Thursday, July 9, 2009

All Roads Lead to Libertarianism, Even in Comics


You may recall that I set out to buy The Case for Big Government, having promised the author, economist Jeff Madrick, I’d read it — and on my first Barnes & Noble foray to find it instead found and bought The Forbidden Apple by Kat Long, which later turned out to cite me in an endnote.

Well, once more I set out honestly intending to expand my horizons — planning for some time now what graphic novel or comics anthology to buy with the $20 of credit I’ll have left over at Midtown Comics after I buy my final comic book, Legion of Three Worlds #5, on July 22.  I decided I would not buy a graphic novel with superheroes or sci-fi — nor anything from DC or Marvel, nor anything by a writer I’d read before.

I applied these criteria to Time magazine’s list of what it regards as the Ten Best Graphic Novels of all time, deciding that it was about as good a filter as any, and that left me with three options:

Ed the Happy Clown by Chester Brown (a libertarian Canadian, despite everything I said about Canada in blog entries one week ago today)

Blankets by Craig Thompson (Christianity vs. secularism in a romantic context, which sounds relevant somehow)

Boulevard of Broken Dreams by Kim Deitch (a hallucinated cat vs. an animator’s sanity)

I would have been tempted to ditch these (and my criteria) to get the latest from brilliant Bryan Talbot (who wrote my favorite comics miniseries of all time, The Adventures of Luther Arkwright), a steampunk crime thriller with talking animals called Grandeville, but it’s not out until November, and I need to finish up this comics-buying thing this month to avoid being a forty-year-old comics-reader.

So, speaking of the unstoppable progress of time, I went into Midtown Comics yesterday to make my penultimate paying comics acquisition — the death-themed Green Lantern #43 (about how Black Hand, first member of the zombie Black Lantern Corps, got his start as a death-obsessed child doing taxidermy, always a warning sign) and the equally death-themed All-Star Superman #1 (reprint) written by Grant Morrison (about an aging and resentful Lex Luthor deciding to take the seemingly immortal Superman out once and for all).

But get this: I’m carrying my copy of The Case for Big Government (a hardcover, despite the author, apparently erroneously, telling me it’s out in paperback), and the Midtown Comics clerk, for the first time ever, asks what I’m reading, so I tell him, adding cautiously (since it’s New York and the population is literally about 83% Democrat) that I don’t expect to agree with it.  To my surprise, he says, “I don’t like big government either” — and recommends that I get Pete Bagge’s new anthology of his libertarian comics from Reason, Everybody Is Stupid Except for Me.  And so now that simply has to be the thing I get with my $20 credit, with all apologies to the other contestants.

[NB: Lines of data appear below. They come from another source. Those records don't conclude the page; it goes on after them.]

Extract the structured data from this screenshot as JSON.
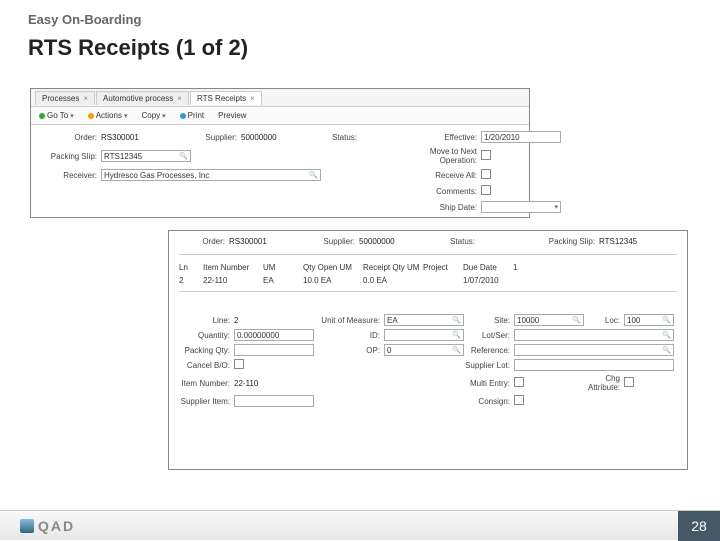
{
  "slide": {
    "header": "Easy On-Boarding",
    "title": "RTS Receipts (1 of 2)"
  },
  "panel1": {
    "tabs": [
      {
        "label": "Processes"
      },
      {
        "label": "Automotive process"
      },
      {
        "label": "RTS Receipts"
      }
    ],
    "toolbar": {
      "goto": "Go To",
      "actions": "Actions",
      "copy": "Copy",
      "print": "Print",
      "preview": "Preview"
    },
    "fields": {
      "order_lbl": "Order:",
      "order": "RS300001",
      "supplier_lbl": "Supplier:",
      "supplier": "50000000",
      "status_lbl": "Status:",
      "effective_lbl": "Effective:",
      "effective": "1/20/2010",
      "packing_lbl": "Packing Slip:",
      "packing": "RTS12345",
      "move_lbl": "Move to Next Operation:",
      "receiver_lbl": "Receiver:",
      "receiver": "Hydresco Gas Processes, Inc",
      "recvall_lbl": "Receive All:",
      "comments_lbl": "Comments:",
      "shipdate_lbl": "Ship Date:"
    }
  },
  "panel2": {
    "hdr": {
      "order_lbl": "Order:",
      "order": "RS300001",
      "supplier_lbl": "Supplier:",
      "supplier": "50000000",
      "status_lbl": "Status:",
      "packing_lbl": "Packing Slip:",
      "packing": "RTS12345"
    },
    "thead": {
      "ln": "Ln",
      "item": "Item Number",
      "um": "UM",
      "qtyopen": "Qty Open UM",
      "recqty": "Receipt Qty UM",
      "project": "Project",
      "due": "Due Date",
      "one": "1"
    },
    "trow": {
      "ln": "2",
      "item": "22-110",
      "um": "EA",
      "qtyopen": "10.0 EA",
      "recqty": "0.0 EA",
      "project": "",
      "due": "1/07/2010"
    },
    "fields": {
      "line_lbl": "Line:",
      "line": "2",
      "uom_lbl": "Unit of Measure:",
      "uom": "EA",
      "site_lbl": "Site:",
      "site": "10000",
      "loc_lbl": "Loc:",
      "loc": "100",
      "qty_lbl": "Quantity:",
      "qty": "0.00000000",
      "id_lbl": "ID:",
      "lotser_lbl": "Lot/Ser:",
      "packqty_lbl": "Packing Qty:",
      "op_lbl": "OP:",
      "op": "0",
      "ref_lbl": "Reference:",
      "cancel_lbl": "Cancel B/O:",
      "suplot_lbl": "Supplier Lot:",
      "itemno_lbl": "Item Number:",
      "itemno": "22-110",
      "multi_lbl": "Multi Entry:",
      "chgattr_lbl": "Chg Attribute:",
      "supitem_lbl": "Supplier Item:",
      "consign_lbl": "Consign:"
    }
  },
  "footer": {
    "brand": "QAD",
    "page": "28"
  }
}
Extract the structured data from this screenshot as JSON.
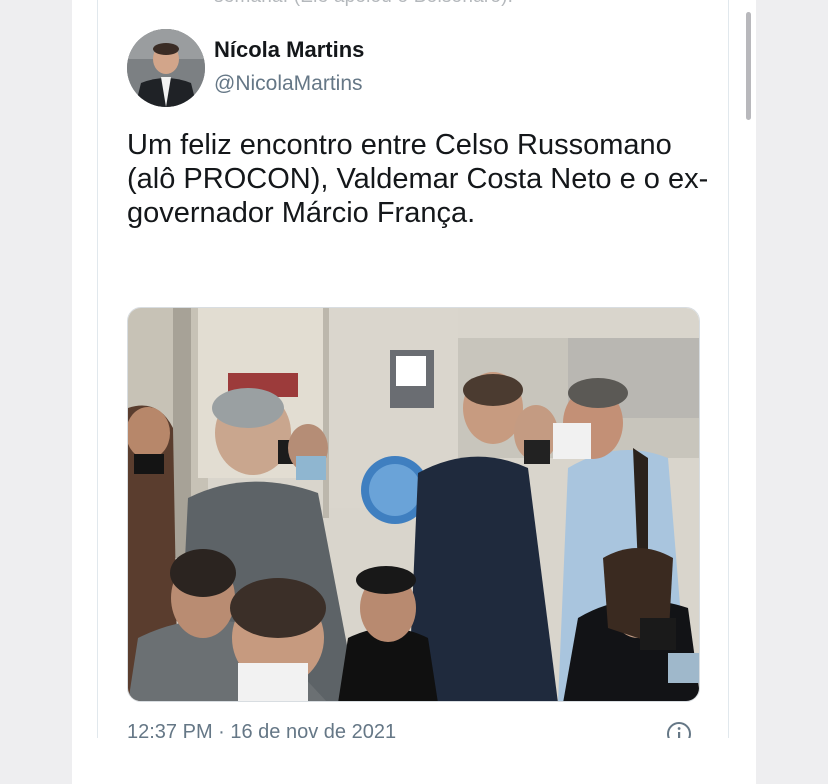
{
  "quoted_fragment": "semana. (Ele apoiou o Bolsonaro).",
  "author": {
    "name": "Nícola Martins",
    "handle": "@NicolaMartins"
  },
  "tweet": {
    "text": "Um feliz encontro entre Celso Russomano (alô PROCON), Valdemar Costa Neto e o ex-governador Márcio França."
  },
  "timestamp": "12:37 PM · 16 de nov de 2021",
  "icons": {
    "info": "info-icon",
    "avatar": "avatar"
  },
  "colors": {
    "text": "#14171a",
    "secondary": "#657786",
    "border": "#e1e8ed"
  }
}
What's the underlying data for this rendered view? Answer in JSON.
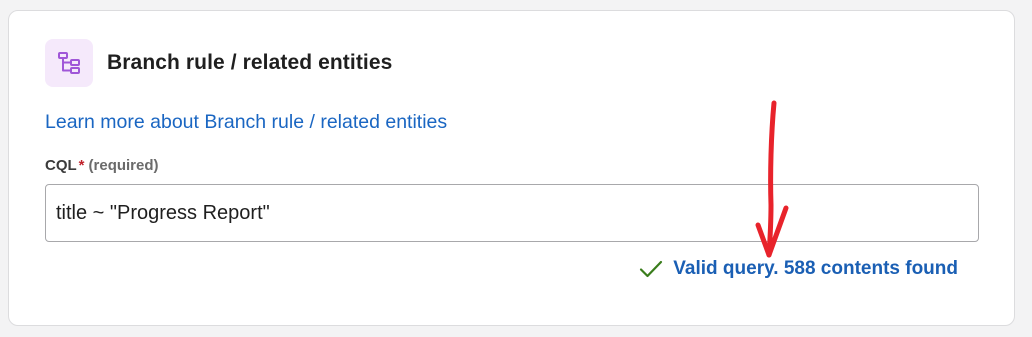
{
  "section": {
    "title": "Branch rule / related entities",
    "icon": "branch-hierarchy-icon",
    "icon_color": "#a056d8",
    "icon_bg": "#f5e9fb"
  },
  "learn_more": {
    "label": "Learn more about Branch rule / related entities"
  },
  "cql_field": {
    "label": "CQL",
    "required_marker": "*",
    "required_text": "(required)",
    "value": "title ~ \"Progress Report\""
  },
  "validation": {
    "status": "valid",
    "message": "Valid query. 588 contents found",
    "check_color": "#3a7d1c",
    "text_color": "#1a5fb4"
  },
  "annotation": {
    "type": "hand-drawn-arrow",
    "color": "#e8232b"
  }
}
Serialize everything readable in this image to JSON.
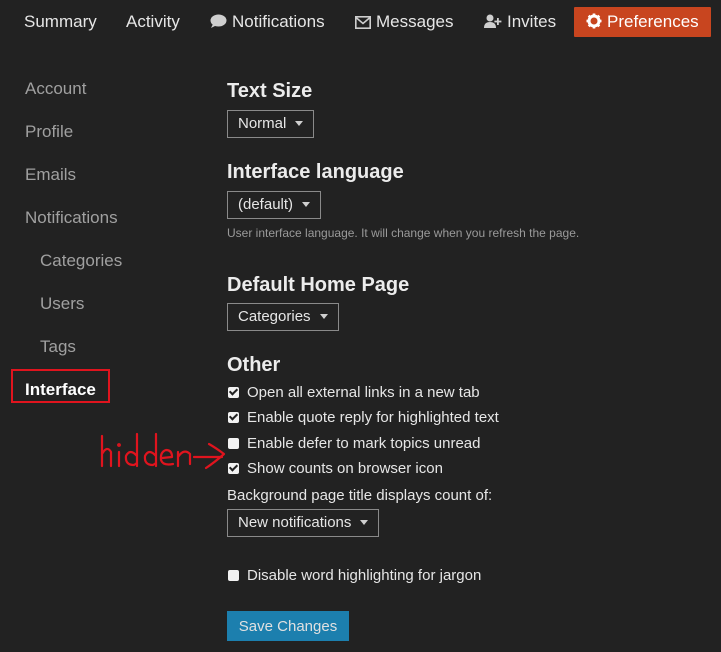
{
  "nav": {
    "items": [
      {
        "label": "Summary",
        "icon": ""
      },
      {
        "label": "Activity",
        "icon": ""
      },
      {
        "label": "Notifications",
        "icon": "comment-icon"
      },
      {
        "label": "Messages",
        "icon": "envelope-icon"
      },
      {
        "label": "Invites",
        "icon": "user-plus-icon"
      },
      {
        "label": "Preferences",
        "icon": "gear-icon",
        "active": true
      }
    ],
    "accent": "#c8451f"
  },
  "sidebar": {
    "items": [
      {
        "label": "Account"
      },
      {
        "label": "Profile"
      },
      {
        "label": "Emails"
      },
      {
        "label": "Notifications"
      },
      {
        "label": "Categories"
      },
      {
        "label": "Users"
      },
      {
        "label": "Tags"
      },
      {
        "label": "Interface",
        "active": true
      }
    ]
  },
  "main": {
    "text_size": {
      "heading": "Text Size",
      "value": "Normal"
    },
    "language": {
      "heading": "Interface language",
      "value": "(default)",
      "hint": "User interface language. It will change when you refresh the page."
    },
    "home_page": {
      "heading": "Default Home Page",
      "value": "Categories"
    },
    "other": {
      "heading": "Other",
      "checkboxes": [
        {
          "label": "Open all external links in a new tab",
          "checked": true
        },
        {
          "label": "Enable quote reply for highlighted text",
          "checked": true
        },
        {
          "label": "Enable defer to mark topics unread",
          "checked": false
        },
        {
          "label": "Show counts on browser icon",
          "checked": true
        }
      ],
      "title_count_label": "Background page title displays count of:",
      "title_count_value": "New notifications",
      "jargon": {
        "label": "Disable word highlighting for jargon",
        "checked": false
      }
    },
    "save_label": "Save Changes",
    "save_color": "#1c7fae"
  },
  "annotation": {
    "text": "hidden",
    "color": "#e0141e"
  }
}
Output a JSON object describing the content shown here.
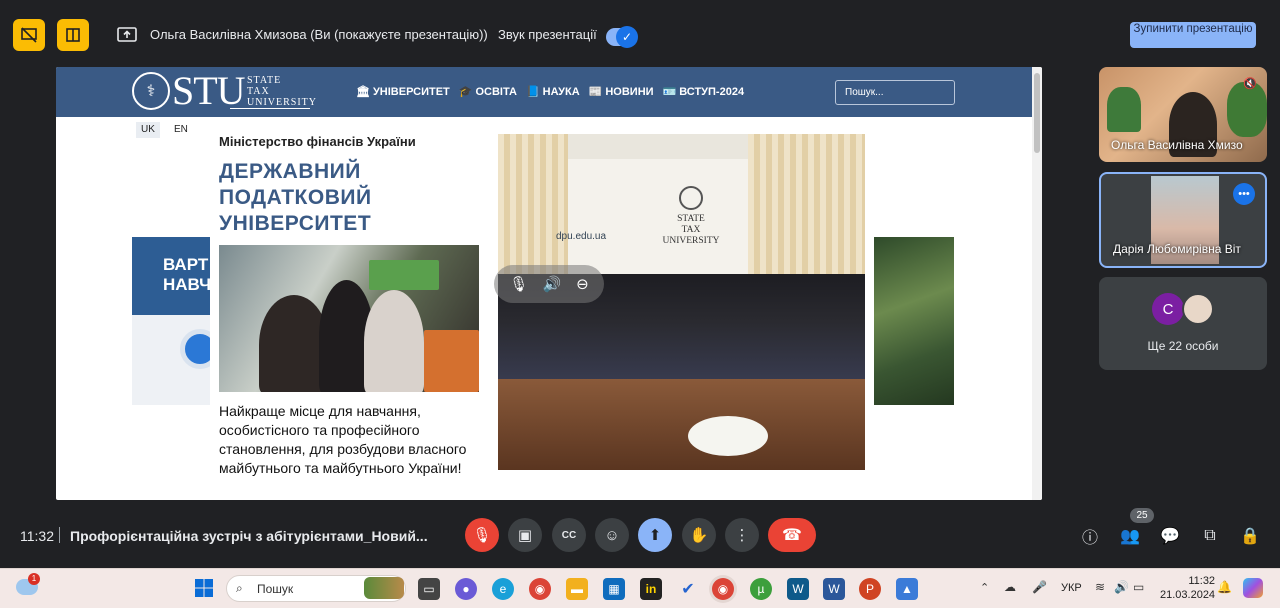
{
  "topbar": {
    "presenter_text": "Ольга Василівна Хмизова (Ви (покажуєте презентацію))",
    "audio_label": "Звук презентації",
    "stop_button": "Зупинити презентацію",
    "accent_color": "#fbbc04"
  },
  "shared_site": {
    "logo_text": "STU",
    "logo_sub": [
      "STATE",
      "TAX",
      "UNIVERSITY"
    ],
    "nav": [
      {
        "icon": "university-icon",
        "label": "УНІВЕРСИТЕТ"
      },
      {
        "icon": "graduation-cap-icon",
        "label": "ОСВІТА"
      },
      {
        "icon": "book-icon",
        "label": "НАУКА"
      },
      {
        "icon": "newspaper-icon",
        "label": "НОВИНИ"
      },
      {
        "icon": "id-card-icon",
        "label": "ВСТУП-2024"
      }
    ],
    "search_placeholder": "Пошук...",
    "lang_uk": "UK",
    "lang_en": "EN",
    "ministry": "Міністерство фінансів України",
    "uni_title": [
      "ДЕРЖАВНИЙ",
      "ПОДАТКОВИЙ",
      "УНІВЕРСИТЕТ"
    ],
    "slogan": "Найкраще місце для навчання, особистісного та професійного становлення, для розбудови власного майбутнього та майбутнього України!",
    "banner_left_text": [
      "ВАРТ",
      "НАВЧ"
    ],
    "photo_logo": [
      "STATE",
      "TAX",
      "UNIVERSITY"
    ],
    "photo_url_text": "dpu.edu.ua",
    "header_color": "#3a5a85"
  },
  "participants": [
    {
      "name": "Ольга Василівна Хмизо"
    },
    {
      "name": "Дарія Любомирівна Віт"
    }
  ],
  "more_tile": {
    "avatar_letter": "С",
    "label": "Ще 22 особи"
  },
  "bottom": {
    "time": "11:32",
    "title": "Профорієнтаційна зустріч з абітурієнтами_Новий...",
    "people_count": "25"
  },
  "taskbar": {
    "search_placeholder": "Пошук",
    "lang": "УКР",
    "time": "11:32",
    "date": "21.03.2024",
    "weather_badge": "1"
  }
}
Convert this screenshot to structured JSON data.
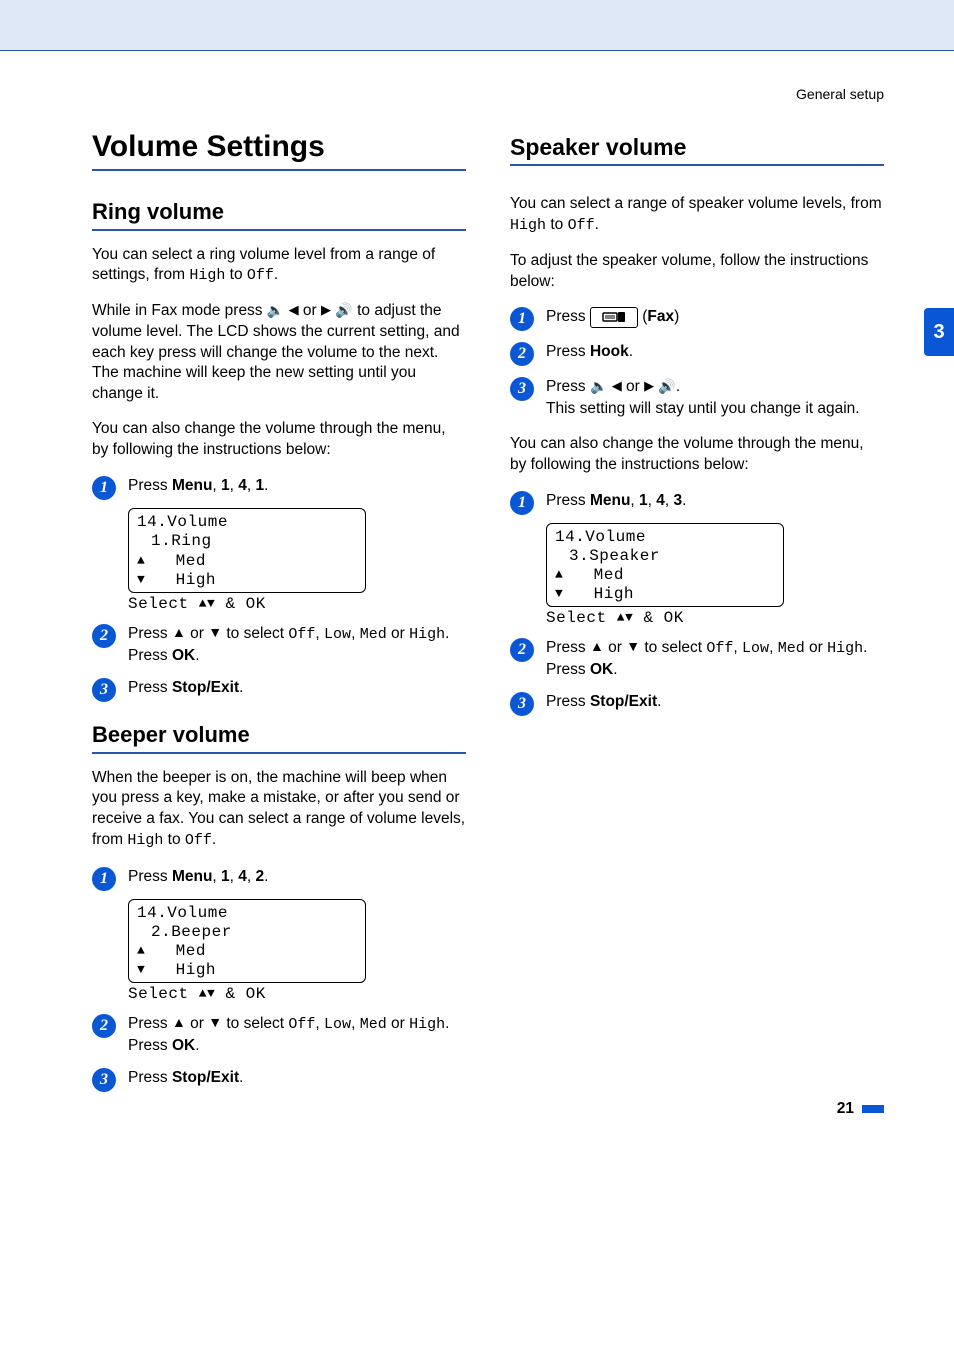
{
  "header": {
    "breadcrumb": "General setup"
  },
  "sideTab": "3",
  "pageNumber": "21",
  "left": {
    "title": "Volume Settings",
    "ring": {
      "title": "Ring volume",
      "p1_a": "You can select a ring volume level from a range of settings, from ",
      "p1_b": " to ",
      "p1_high": "High",
      "p1_off": "Off",
      "p2_a": "While in Fax mode press ",
      "p2_b": " or ",
      "p2_c": " to adjust the volume level. The LCD shows the current setting, and each key press will change the volume to the next. The machine will keep the new setting until you change it.",
      "p3": "You can also change the volume through the menu, by following the instructions below:",
      "steps": {
        "s1_a": "Press ",
        "s1_menu": "Menu",
        "s1_b": ", ",
        "s1_n1": "1",
        "s1_n2": "4",
        "s1_n3": "1",
        "lcd_l1": "14.Volume",
        "lcd_l2": "1.Ring",
        "lcd_l3": "Med",
        "lcd_l4": "High",
        "lcd_foot_a": "Select ",
        "lcd_foot_b": " & OK",
        "s2_a": "Press ",
        "s2_b": " or ",
        "s2_c": " to select ",
        "opt_off": "Off",
        "opt_low": "Low",
        "opt_med": "Med",
        "opt_high": "High",
        "s2_d": " or ",
        "s2_e": ". Press ",
        "s2_ok": "OK",
        "s2_f": ".",
        "s3_a": "Press ",
        "s3_stop": "Stop/Exit",
        "s3_b": "."
      }
    },
    "beeper": {
      "title": "Beeper volume",
      "p1_a": "When the beeper is on, the machine will beep when you press a key, make a mistake, or after you send or receive a fax. You can select a range of volume levels, from ",
      "p1_high": "High",
      "p1_b": " to ",
      "p1_off": "Off",
      "p1_c": ".",
      "steps": {
        "s1_a": "Press ",
        "s1_menu": "Menu",
        "s1_b": ", ",
        "s1_n1": "1",
        "s1_n2": "4",
        "s1_n3": "2",
        "lcd_l1": "14.Volume",
        "lcd_l2": "2.Beeper",
        "lcd_l3": "Med",
        "lcd_l4": "High",
        "lcd_foot_a": "Select ",
        "lcd_foot_b": " & OK",
        "s2_a": "Press ",
        "s2_b": " or ",
        "s2_c": " to select ",
        "opt_off": "Off",
        "opt_low": "Low",
        "opt_med": "Med",
        "opt_high": "High",
        "s2_d": " or ",
        "s2_e": ". Press ",
        "s2_ok": "OK",
        "s2_f": ".",
        "s3_a": "Press ",
        "s3_stop": "Stop/Exit",
        "s3_b": "."
      }
    }
  },
  "right": {
    "title": "Speaker volume",
    "p1_a": "You can select a range of speaker volume levels, from ",
    "p1_high": "High",
    "p1_b": " to ",
    "p1_off": "Off",
    "p1_c": ".",
    "p2": "To adjust the speaker volume, follow the instructions below:",
    "steps1": {
      "s1_a": "Press ",
      "s1_b": " (",
      "s1_fax": "Fax",
      "s1_c": ")",
      "s2_a": "Press ",
      "s2_hook": "Hook",
      "s2_b": ".",
      "s3_a": "Press ",
      "s3_b": " or ",
      "s3_c": ".",
      "s3_d": "This setting will stay until you change it again."
    },
    "p3": "You can also change the volume through the menu, by following the instructions below:",
    "steps2": {
      "s1_a": "Press ",
      "s1_menu": "Menu",
      "s1_b": ", ",
      "s1_n1": "1",
      "s1_n2": "4",
      "s1_n3": "3",
      "lcd_l1": "14.Volume",
      "lcd_l2": "3.Speaker",
      "lcd_l3": "Med",
      "lcd_l4": "High",
      "lcd_foot_a": "Select ",
      "lcd_foot_b": " & OK",
      "s2_a": "Press ",
      "s2_b": " or ",
      "s2_c": " to select ",
      "opt_off": "Off",
      "opt_low": "Low",
      "opt_med": "Med",
      "opt_high": "High",
      "s2_d": " or ",
      "s2_e": ". Press ",
      "s2_ok": "OK",
      "s2_f": ".",
      "s3_a": "Press ",
      "s3_stop": "Stop/Exit",
      "s3_b": "."
    }
  }
}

P.S. Oddly enough, I also now recall that when, slightly tipsy, I went to a comics shop after seeing the author of The Case for Big Government speak (the night he asked me to read the book), the one libertarian-sounding guy in the audience besides me (he was actually a Republican) popped up in the comics shop as well.  A mysteriously related constellation of mental patterns is clearly at work — all leading inexorably to one grand unified truth.


Bill R said...

A review of “The Case for Big Government”

Todd Seavey said...

I think this is the first time David Gordon has been mentioned on this blog, which is a terrible oversight, obviously — and his relentless and sometimes hilarious nitpicking-but-correct style should be a model for clear thinkers everywhere.

I haven’t finished _The Case for Big Government_ yet but had already thought to myself “I have a feeling I’m going to have to use the phrase _post hoc ergo propter hoc_.” Gordon has beaten me to it — and if people really took his review to heart, support for government would evaporate, along with most colleges’ econ departments and the career of Paul Krugman, the NYT psychohistorian.

While it crosses my mind, though, on matters not as easily amenable to econ theorizing, such as the social side effects of immigration, some of the Mises Institute crowd (prone to oppose immigration for paleo reasons) might want to at least delve into stats long enough to mull over observations like this:

Bill R said...

I’m mostly on the Walter Block side of the immigration debate (

I also don’t buy the cultural critiques. I do have a concern about voting patterns and general border security. We do currently live in a social democracy where the only restraint is a general aversion, based on history and self interest, to Euro-style big government. An aversion typically not shared by those with lower income…which make up the bulk of current immigrants.

On immigration if I had my way a decent political compromise could be a flat “entry fee” for a green card to deter free loaders and capture part of the “coyote” black market as a source of revenue (with a larger cuts in other taxes of course). Also strict enforcement of the various resident alien clauses i.e. commit a felony…get deported. And passing an English citizenship test for voting privileges.

Not perfect but a decent compromise without a whole lot of micromanagement.